Essentially, this means that after 5 April 2017 these types of structures will now fall within the scope of UK inheritance tax (IHT).
Until now, ownership of UK residential property through non-UK companies has been relatively standard IHT planning for many non-doms (i.e. individuals who are not domiciled in the UK nor deemed domiciled for IHT purposes) and trusts established by them.
Bringing these structures within the scope of IHT is a significant change to the current position and one that is certainly proving to be challenging for advisers and wealth managers, across many fronts.
Advisers have been considering the impact of these new rules for some months now and, unfortunately, there is still some uncertainty in areas.
Although the legislation has only just been finalised, with the Finance Bill coming out at the end of March, it is necessary to carry out a full review of these structures as soon as possible, as in some cases action will be required before 6 April 2017.
Any structures in place which have not yet been reviewed will now need urgent attention.
Summary of the draft proposals
The government’s intention is to create a new category of property for the purposes of the UK IHT regime: non-UK property which is “non-excluded”.

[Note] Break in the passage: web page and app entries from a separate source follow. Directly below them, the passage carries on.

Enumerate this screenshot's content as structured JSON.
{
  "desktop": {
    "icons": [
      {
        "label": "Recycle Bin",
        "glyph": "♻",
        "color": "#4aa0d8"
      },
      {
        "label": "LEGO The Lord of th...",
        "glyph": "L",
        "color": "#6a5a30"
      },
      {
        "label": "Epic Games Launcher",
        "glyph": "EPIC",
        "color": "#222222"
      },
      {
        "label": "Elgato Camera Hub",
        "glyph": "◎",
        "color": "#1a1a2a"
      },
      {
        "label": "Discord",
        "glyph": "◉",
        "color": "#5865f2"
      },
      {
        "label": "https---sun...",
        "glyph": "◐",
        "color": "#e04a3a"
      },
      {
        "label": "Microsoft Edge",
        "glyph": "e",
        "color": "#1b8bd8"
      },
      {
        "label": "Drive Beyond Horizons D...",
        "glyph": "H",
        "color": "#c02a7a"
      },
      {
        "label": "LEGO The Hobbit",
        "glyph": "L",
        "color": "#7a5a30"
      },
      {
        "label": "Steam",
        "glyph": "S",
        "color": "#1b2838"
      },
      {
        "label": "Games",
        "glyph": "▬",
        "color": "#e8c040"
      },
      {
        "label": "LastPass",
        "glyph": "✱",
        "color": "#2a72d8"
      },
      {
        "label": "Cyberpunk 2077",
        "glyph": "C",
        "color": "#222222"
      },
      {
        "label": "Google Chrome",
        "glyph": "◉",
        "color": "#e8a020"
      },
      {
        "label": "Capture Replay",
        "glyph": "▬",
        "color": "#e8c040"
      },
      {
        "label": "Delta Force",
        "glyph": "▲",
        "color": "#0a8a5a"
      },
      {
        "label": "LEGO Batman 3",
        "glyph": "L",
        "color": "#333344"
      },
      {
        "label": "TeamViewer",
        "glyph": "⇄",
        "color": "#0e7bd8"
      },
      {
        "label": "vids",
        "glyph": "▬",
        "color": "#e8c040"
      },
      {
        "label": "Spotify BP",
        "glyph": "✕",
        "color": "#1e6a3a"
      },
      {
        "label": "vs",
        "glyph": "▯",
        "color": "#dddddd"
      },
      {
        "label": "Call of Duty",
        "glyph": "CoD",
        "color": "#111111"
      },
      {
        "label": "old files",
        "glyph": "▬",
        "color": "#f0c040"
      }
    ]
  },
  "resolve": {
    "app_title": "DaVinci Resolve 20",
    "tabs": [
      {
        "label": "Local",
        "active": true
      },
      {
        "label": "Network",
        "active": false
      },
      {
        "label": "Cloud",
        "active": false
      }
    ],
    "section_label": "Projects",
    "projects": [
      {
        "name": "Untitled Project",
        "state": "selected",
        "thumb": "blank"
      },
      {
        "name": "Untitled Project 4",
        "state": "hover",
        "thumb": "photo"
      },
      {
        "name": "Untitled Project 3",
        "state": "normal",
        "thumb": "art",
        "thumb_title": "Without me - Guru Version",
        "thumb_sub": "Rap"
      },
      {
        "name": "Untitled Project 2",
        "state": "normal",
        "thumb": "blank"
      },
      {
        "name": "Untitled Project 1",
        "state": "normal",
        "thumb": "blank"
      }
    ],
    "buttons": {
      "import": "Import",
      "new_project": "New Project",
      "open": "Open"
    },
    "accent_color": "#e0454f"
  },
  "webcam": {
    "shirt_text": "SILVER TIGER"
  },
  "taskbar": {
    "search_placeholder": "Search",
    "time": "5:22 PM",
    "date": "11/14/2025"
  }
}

Under current law, foreign assets of a non-dom, or of a trust created by such an individual, are “excluded property” for IHT purposes and, as such, are outside the scope of IHT. Shares in a non-UK company, for example, are currently excluded property and therefore outside the scope of IHT.
From 6 April in some cases (as described below) they will not be excluded property any longer and could be subject to IHT at 40 per cent on the death of the owner or, if they are held in trust, subject to a different charging regime, which is in some ways even more complicated.
In accordance with the new legislation which will take effect from 6 April 2017, certain assets that are currently excluded property (because they are non-UK situated) will fall within the new category of non-excluded property, and will be within the scope of IHT.
The aim of the new rules is to prevent non-doms benefiting from structures and arrangements which, under current law, can be used to reduce or eliminate their exposure to IHT where a UK residential property has been acquired.
Government policy here is not to differentiate between a residential property purchased for use by the non-domiciled individual, and such a property purchased for commercial letting to third parties. In both cases, avenues for IHT mitigation are to be blocked.
The draft legislation provides for various classes of foreign assets in the newly created category of non-excluded property: shares or other interests in closely held non-UK companies that derive their value from UK residential property; interests in non-UK partnerships that derive their value in the same way; and “relevant loans” (more on which later).